DATA TO PROCESS Block Start
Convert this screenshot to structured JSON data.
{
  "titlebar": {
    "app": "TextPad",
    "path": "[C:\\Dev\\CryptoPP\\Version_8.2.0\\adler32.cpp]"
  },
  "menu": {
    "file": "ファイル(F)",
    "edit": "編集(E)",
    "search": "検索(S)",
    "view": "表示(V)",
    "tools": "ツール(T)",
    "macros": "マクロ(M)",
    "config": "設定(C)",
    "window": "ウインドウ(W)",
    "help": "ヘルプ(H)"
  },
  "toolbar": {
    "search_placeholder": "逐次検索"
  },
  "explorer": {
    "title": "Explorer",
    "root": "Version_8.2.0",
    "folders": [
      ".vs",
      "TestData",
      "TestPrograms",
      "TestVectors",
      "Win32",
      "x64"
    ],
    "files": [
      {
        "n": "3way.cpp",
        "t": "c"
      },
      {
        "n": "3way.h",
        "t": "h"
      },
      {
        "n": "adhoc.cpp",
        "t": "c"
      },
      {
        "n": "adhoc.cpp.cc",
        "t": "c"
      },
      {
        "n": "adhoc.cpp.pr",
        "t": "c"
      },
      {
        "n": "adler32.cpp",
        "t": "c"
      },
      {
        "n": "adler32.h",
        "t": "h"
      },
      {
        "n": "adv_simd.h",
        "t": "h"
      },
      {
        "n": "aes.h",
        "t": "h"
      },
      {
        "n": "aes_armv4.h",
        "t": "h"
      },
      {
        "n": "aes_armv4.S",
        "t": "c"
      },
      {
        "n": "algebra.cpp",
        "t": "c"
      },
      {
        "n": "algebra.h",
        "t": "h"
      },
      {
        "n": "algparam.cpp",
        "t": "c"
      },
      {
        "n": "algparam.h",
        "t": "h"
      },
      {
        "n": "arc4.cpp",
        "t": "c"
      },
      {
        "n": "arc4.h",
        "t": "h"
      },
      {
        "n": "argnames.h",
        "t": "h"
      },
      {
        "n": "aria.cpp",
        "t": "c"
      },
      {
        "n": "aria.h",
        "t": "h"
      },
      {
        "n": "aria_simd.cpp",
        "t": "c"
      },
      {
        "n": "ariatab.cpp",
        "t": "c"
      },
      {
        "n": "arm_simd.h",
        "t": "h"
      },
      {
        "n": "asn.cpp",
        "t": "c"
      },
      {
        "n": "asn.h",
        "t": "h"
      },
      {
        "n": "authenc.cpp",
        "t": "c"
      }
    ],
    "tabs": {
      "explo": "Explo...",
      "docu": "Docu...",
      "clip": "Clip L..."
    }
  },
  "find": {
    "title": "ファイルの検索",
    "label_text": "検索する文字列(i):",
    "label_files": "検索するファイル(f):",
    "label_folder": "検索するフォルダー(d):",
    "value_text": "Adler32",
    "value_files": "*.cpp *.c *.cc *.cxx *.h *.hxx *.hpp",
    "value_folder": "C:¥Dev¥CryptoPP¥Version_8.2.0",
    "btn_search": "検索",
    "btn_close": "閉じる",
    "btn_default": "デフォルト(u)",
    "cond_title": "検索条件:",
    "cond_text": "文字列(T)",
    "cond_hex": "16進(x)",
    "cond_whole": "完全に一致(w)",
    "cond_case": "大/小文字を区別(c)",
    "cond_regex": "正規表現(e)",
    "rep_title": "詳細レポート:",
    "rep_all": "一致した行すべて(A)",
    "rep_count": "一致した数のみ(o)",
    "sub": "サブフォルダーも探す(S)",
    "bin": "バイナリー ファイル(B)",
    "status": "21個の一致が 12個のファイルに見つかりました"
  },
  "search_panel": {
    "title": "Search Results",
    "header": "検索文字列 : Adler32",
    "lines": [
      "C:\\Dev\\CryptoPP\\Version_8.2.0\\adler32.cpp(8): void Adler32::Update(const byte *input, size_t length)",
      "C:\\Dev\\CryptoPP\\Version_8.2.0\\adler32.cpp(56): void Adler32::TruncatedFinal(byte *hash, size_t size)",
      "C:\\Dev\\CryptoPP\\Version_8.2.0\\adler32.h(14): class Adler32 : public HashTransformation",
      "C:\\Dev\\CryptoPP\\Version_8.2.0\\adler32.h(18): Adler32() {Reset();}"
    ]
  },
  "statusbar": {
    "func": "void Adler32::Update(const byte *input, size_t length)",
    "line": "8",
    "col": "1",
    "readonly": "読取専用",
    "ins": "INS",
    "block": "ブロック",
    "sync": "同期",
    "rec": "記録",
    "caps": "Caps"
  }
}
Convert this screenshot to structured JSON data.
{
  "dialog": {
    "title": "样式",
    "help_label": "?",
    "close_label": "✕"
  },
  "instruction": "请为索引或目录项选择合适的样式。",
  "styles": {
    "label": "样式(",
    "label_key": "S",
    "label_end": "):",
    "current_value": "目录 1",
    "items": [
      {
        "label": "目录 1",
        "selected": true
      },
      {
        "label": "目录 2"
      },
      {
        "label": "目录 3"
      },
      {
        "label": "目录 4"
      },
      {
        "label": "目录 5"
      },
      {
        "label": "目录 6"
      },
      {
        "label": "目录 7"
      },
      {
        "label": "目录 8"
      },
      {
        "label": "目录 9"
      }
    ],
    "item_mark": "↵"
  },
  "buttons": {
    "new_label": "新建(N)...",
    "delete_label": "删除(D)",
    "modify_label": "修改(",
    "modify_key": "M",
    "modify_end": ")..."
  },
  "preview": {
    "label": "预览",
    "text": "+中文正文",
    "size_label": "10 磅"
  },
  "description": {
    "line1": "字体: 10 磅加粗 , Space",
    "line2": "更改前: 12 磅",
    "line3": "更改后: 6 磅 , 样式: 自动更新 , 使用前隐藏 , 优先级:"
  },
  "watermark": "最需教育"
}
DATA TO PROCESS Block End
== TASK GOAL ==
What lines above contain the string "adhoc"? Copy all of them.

== RESPONSE AREA ==
        "n": "adhoc.cpp",
        "n": "adhoc.cpp.cc",
        "n": "adhoc.cpp.pr",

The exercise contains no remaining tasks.